Wednesday, 28 January 2009

Observations on Observation

I've been a member of the Quilters Guild of the British Isles since 1986 and like to support their ventures. For its 25th Anniversary the challenge was ' Silver Threads' and I produced this piece 'Silver threads (among the gold)' applying techniques taught by Alison Schwabe, inserting thin strips of fabric.The current challenge to celebrate 30 years is to produce a quilt on the theme 'Pearls, Pearls,Pearls' - and I'm really struggling. I did a lot of searching for images on the web linked to pearl fishing and the sea ( as a lot of my recent pieces have been seascapes); with my scientific head on looking at diagrams of oyster and mussels; trying to work in references to my name ( Margaret means pearl and the freshwater mussel in latin is Margaritifera margaritifera ).
I took some photos of an assortment of freshwater pearls I'd bought some time ago for jewellery making , then tried to capture their qualities in acrylic paint and iridescent medium. I had several attempts - the trouble with painting on already quilted fabric ( that old Durham quilt again) is that it's difficult to define the edges.

I also experimented with photo transfer paper and more loosely painted shapes.
I'm currently playing with these painted pieces overlaid with photos printed on silk and cotton organzas

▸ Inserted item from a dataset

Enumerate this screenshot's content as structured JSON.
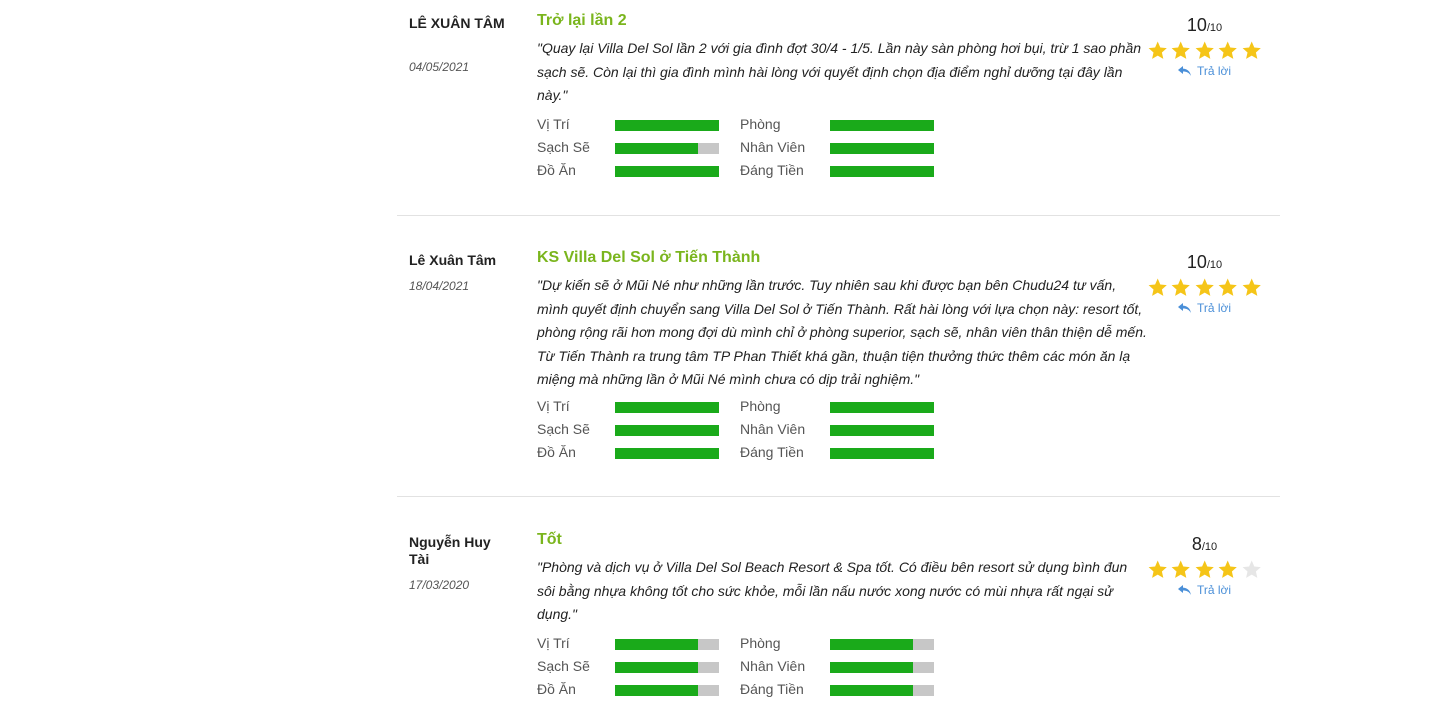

These techniques have been interesting to apply and develop ( I love the process of experimentation) but as I can't resolve even a small piece beyond a sampler of techniques, sadly I don't think this is going to evolve into a full size work.
In analysing why I don't think it's working, I'm beginning to draw some conclusions about my preferences in working methods and subject material.
1) I don't like using other peoples images - I felt uncomfortable with using pictures I found about pearl fishing as they weren't mine. Although I really enjoyed the Studio Journal course I did last year, I couldn't bring myself to do the lesson on using clip art for similar reasons.
2)Most of my work is based on direct observation through painting, drawing and photography. The subject has to mean something personally, a special place or time, for me to have 'ownership' of the images and involvement with what I'm working on. Although I was interested in observing the pearls I'd photographed and experimenting with paint, as a subject they didn't really grab me.
3)In subject material ( and appreciation of art ) I'm drawn to strong compositions. Sometime I think I carry a frame in my head (mainly portrait format) observing the world for its potential in shape and colour. And this is where this pearls venture principally fails. Different sized blobs do not make a satisfying composition however I place them .


Yvette said...

I like the way you make us aware of your process of creating.Pearls...tears of happines

neki desu said...

may i suggest that you crop the center image and work just with that?
it is visually strong, but it gets drowned by the images forming the border.

neki desu

Eva said...

If I find pictures I'd like to use, I'm not shy to ask. If the photographer is an amateur, he or she in most cases will be happy to get a reference and will agree. If not, okay!

Maya Sara Matthew said...

Thanks for sharing the process you follow in creating a piece.The end results are sure to be stunning.

Linda B. said...

What an interesting process to go through - in terms of analysing your own responses. You are fortunate to be able to personalise your work by being able to use your own images and I can see why you've let this one go.

It will be interesting to view the submitted pieces to see what inspiration people used and how it is interpretted.

Aussie Jo said...

Interesting thought processes.
I also find I need to have some sort of emotional/creative connection to whatever I am working on, even if it's just practicing techniques.
Perhaps you could organise a diving trip to photograph pearls in their natural environment!!!!

The Idaho Beauty said...

As I was reading through this, I thought, What a good start. So I was surprised that in the end, you were not intrigued enough with your dabbling to continue. I thought your reasoning behind your current "working methods and subject material" very authentic; more artists should do this kind of analysis more often.

My first thought upon hearing the theme was to see strands of pearls undulating across the surface. I wonder if that was influenced by seeing your silver piece first. You may not want to go back to that same format, but what if you created similar blocks, but with the inserts being your painted or transferred pearls? Your color scheme could mimic that of the sea and this could be a very abstract landscape/seascape.

Olga Norris said...

Perhaps now you should start from the other end: is there a design you are working on/have had in mind which can from some oblique view be seen as fitting into the theme? A sheen? A piece of grit turning to something glorious? Something to cast before swine!?

Olga Norris said...

I've just remembered that the word Baroque originally meant a distorted pearl, and that someone once described the Baroque building as a Renaissance building seen reflected in moving water.

As you prefer to work from your own developments, perhaps you could play about with distortions of your photo of pearls.

I must say I admire your ability to work to themes. I generally find that I get myself into a mess and then give up.

margaret said...

Your struggle with this subject does seem to have paid off in terms of validating your way of working. I too am struggling with "blobs" as such - even with the delightful information about the latin name of the freshwater mussel, the subject doesn't grab me at the literal level. Back to the drawing board...

margaret said...

Yes, a hard one to do "literally". Chop it up and put it together with ... something else??